This is one of the most satisfying, heartwarming novels of the year. Sweet but never sappy, it easily manages to keep a timeworn “marriage of convenience” plot fresh, believable and intriguing. Each character is so well drawn and memorable. And much like the unforgettable heroine, the writing is unadorned and forthright, but over time is revealed to be as clean and as beautiful as a piece of well-made Shaker furniture.

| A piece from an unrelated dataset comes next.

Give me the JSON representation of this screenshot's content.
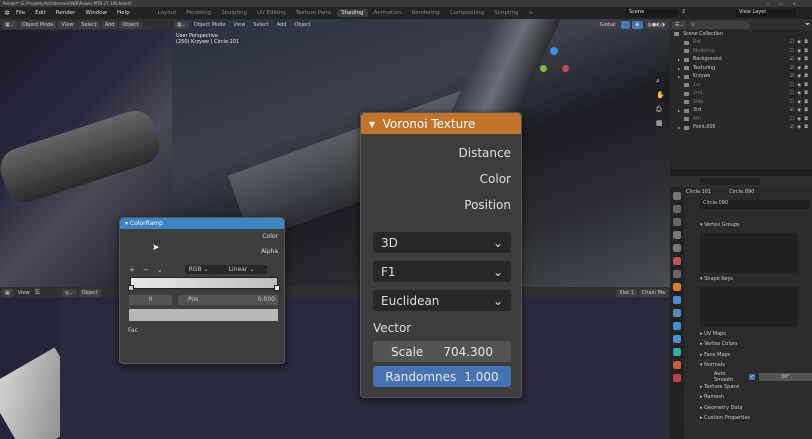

Abused by her employers in 1870s Michigan, Swedish hired girl Ingrid Larsen impulsively volunteers to marry Joshua Hunter, a Civil War veteran and father of five who’s just been cleared of charges he murdered his unstable wife. His long-neglected children respond to Ingrid’s affection like flowers turning to the sun, but is Joshua too wounded by the war and his unhappy first marriage to love the no-nonsense girl who puts his house — and family — to rights by virtue of her hard work, common sense and uncommonly open heart? (REVELL, Oct., 352 pp., $14.99)

Reviewed by: 
Carolyn Martin